Despite surviving a vote of no confidence in Parliament last month, Mr Johnson’s move comes after abandoned by newly appointed ministers and more than 50 others in the past two days.
With eight ministers, including two secretaries of state, resigning within two hours on Thursday, an isolated and powerless Mr Johnson was set to bow to the inevitable.
It followed the spectacular resignation of more than 40 ministers and aides who quit in one day on Wednesday, even as Mr Johnson dug in his heels and refused to budge.
Britain’s new finance minister Nadhim Zahawi told Mr Johnson to resign less than 48 hours after the PM promoted him, saying the crisis engulfing the government would only get worse.
“This is not sustainable and it will only get worse, for you, for the Conservative Party and most importantly of all the country,” Zahawi tweeted.
“You must do the right thing and go now.”
Mr Johnson’s colleagues said he was not fit to be in charge after a series of scandals, while dozens in his Conservative Party are in open revolt.

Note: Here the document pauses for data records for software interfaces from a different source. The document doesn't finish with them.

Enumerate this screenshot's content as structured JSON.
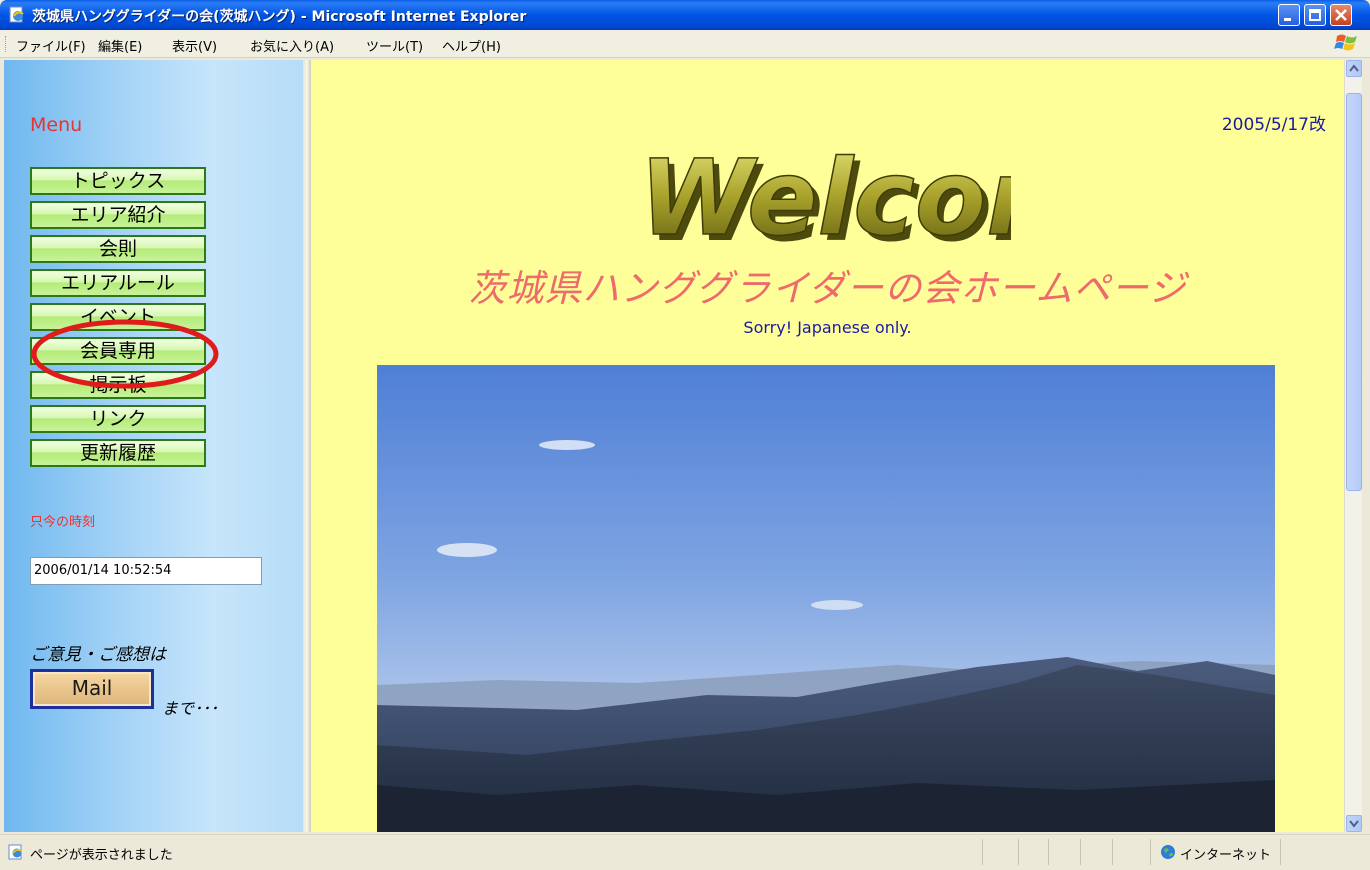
{
  "window": {
    "title": "茨城県ハンググライダーの会(茨城ハング) - Microsoft Internet Explorer"
  },
  "menubar": {
    "items": [
      "ファイル(F)",
      "編集(E)",
      "表示(V)",
      "お気に入り(A)",
      "ツール(T)",
      "ヘルプ(H)"
    ]
  },
  "sidebar": {
    "menu_title": "Menu",
    "items": [
      "トピックス",
      "エリア紹介",
      "会則",
      "エリアルール",
      "イベント",
      "会員専用",
      "掲示板",
      "リンク",
      "更新履歴"
    ],
    "highlighted_item": "会員専用",
    "clock_label": "只今の時刻",
    "clock_value": "2006/01/14 10:52:54",
    "feedback_text": "ご意見・ご感想は",
    "mail_button": "Mail",
    "made_text": "まで･･･"
  },
  "main": {
    "date": "2005/5/17改",
    "welcome_text": "Welcome",
    "site_title": "茨城県ハンググライダーの会ホームページ",
    "subtitle": "Sorry! Japanese only."
  },
  "statusbar": {
    "status_text": "ページが表示されました",
    "zone_text": "インターネット"
  },
  "colors": {
    "accent_red": "#e83333",
    "page_background": "#ffff99",
    "title_pink": "#ef6b6b",
    "subtitle_blue": "#1a1aa8",
    "nav_button_border": "#2c7a17"
  }
}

Under Tory party rules Mr Johnson is protected as leader for another 11 months from a new vote. But some lawmakers are seeking to change those rules and his frustrated colleagues are bringing things to a head by trying to force his departure from the top job.
The rebellion follows yet another scandal in which Mr Johnson appointed a lawmaker to a key role, even after he was briefed that the politician had been the subject of complaints about sexual misconduct.
It was far cry from when the one-time London Mayor rose to power in 2019 when he won a large majority, capturing votes in parts of Britain that had never supported his Conservative Party.
The defiant Mr Johnson had suggested that he had a mandate to govern from the almost 14 million voters who voted for the Conservatives in December 2019 when he swept to power with a promise to sort out Britain’s exit from the European Union after years of bitter wrangling.
The latest crisis erupted after lawmaker Chris Pincher, who held a government role involved in pastoral care, was forced to quit over accusations he groped men in a private member’s club.
Mr Johnson had to apologise after it emerged that he was briefed that Mr Pincher had been the subject of previous sexual misconduct complaints before he appointed him.
The issue followed months of scandals and missteps, including a damning report into parties at his Downing Street residence and office that broke strict COVID-19 lockdown rules and resulted in him being him fined by police.